The ending of William Golding's Lord of the Flies is dramatic and emotional. The growing suspense of the chapters leading up to this point lead the reader to wonder if Ralph will survive the primitive rage of the other boys; after all, the deaths of Piggy and Simon at the hands of the youngsters do not bode well for Ralph.
At the end of the novel, the forest is on fire, an apt symbol for the destructiveness of the boys and their inability to hold on to their civilized, rational selves. The fire is intended to smoke Ralph out from his hiding place in the safety of the forest, and thanks to Sam and Eric, Ralph knows that once Jack and his followers find him, he will be killed.

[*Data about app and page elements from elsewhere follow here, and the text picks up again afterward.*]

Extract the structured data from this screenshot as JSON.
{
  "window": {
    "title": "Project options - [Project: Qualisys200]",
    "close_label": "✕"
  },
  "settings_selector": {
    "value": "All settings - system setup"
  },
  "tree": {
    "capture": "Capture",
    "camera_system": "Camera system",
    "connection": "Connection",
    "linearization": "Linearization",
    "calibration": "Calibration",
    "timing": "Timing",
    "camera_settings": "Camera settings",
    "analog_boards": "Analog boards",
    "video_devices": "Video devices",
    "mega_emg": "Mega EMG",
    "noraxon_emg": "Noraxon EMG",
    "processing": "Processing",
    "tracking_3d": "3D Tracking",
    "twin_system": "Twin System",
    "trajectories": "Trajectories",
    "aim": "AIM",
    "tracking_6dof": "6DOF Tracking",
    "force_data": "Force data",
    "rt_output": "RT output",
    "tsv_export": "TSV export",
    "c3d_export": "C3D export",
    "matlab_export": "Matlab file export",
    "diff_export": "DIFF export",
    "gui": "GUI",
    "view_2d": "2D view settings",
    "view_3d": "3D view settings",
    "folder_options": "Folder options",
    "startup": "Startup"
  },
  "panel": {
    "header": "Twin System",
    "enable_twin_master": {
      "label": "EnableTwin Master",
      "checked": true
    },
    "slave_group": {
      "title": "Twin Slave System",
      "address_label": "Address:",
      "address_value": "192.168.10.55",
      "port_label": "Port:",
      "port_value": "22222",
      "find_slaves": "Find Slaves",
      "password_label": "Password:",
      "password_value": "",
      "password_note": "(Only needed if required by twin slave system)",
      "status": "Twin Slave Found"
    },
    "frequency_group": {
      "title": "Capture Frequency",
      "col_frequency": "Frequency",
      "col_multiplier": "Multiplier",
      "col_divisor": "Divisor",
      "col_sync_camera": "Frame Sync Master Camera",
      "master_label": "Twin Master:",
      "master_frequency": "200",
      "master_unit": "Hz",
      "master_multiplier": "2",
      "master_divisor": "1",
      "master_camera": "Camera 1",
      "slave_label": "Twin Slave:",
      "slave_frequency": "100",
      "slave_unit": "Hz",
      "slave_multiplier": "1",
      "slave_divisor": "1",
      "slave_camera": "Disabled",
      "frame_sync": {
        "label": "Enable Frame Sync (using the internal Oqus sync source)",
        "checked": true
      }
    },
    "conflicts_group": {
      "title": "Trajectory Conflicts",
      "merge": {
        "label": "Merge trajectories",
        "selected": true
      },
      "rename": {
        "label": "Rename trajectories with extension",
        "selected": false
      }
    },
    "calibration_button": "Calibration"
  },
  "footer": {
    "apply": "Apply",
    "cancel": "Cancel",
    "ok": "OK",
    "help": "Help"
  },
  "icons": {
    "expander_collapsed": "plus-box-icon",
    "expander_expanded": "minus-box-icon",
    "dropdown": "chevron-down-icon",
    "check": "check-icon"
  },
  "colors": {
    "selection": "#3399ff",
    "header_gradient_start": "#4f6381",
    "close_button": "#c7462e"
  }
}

Ralph runs for his life through the forest, armed with the stake that held the pig's head as a weapon, and when he finds himself on the beach, he falls to the ground. Ralph feels death is imminent, but when he looks up, he sees a grown-up. A naval captain, whose ship noticed the smoke from the fire Jack set, is standing on the beach. Ralph weeps, in relief for his safety and in sorrow for the many losses he and the others have sustained.
The ending of the novel is deeply ironic. Ralph's idea to keep a fire going to attract the attention of potential rescuers never works, but Jack's fire, one meant to cause harm, does bring safety. The naval captain, a symbol of the violent war against which the novel takes place, ironically comments on the lack of control he observes in the boys.
Finally, though rescue should be cause for celebration, the boys are too stunned by the presence of an adult, a reminder of their old lives, to feel anything but confusion, signaling that most of them have descended too far into their primitive selves to understand what rescue actually means.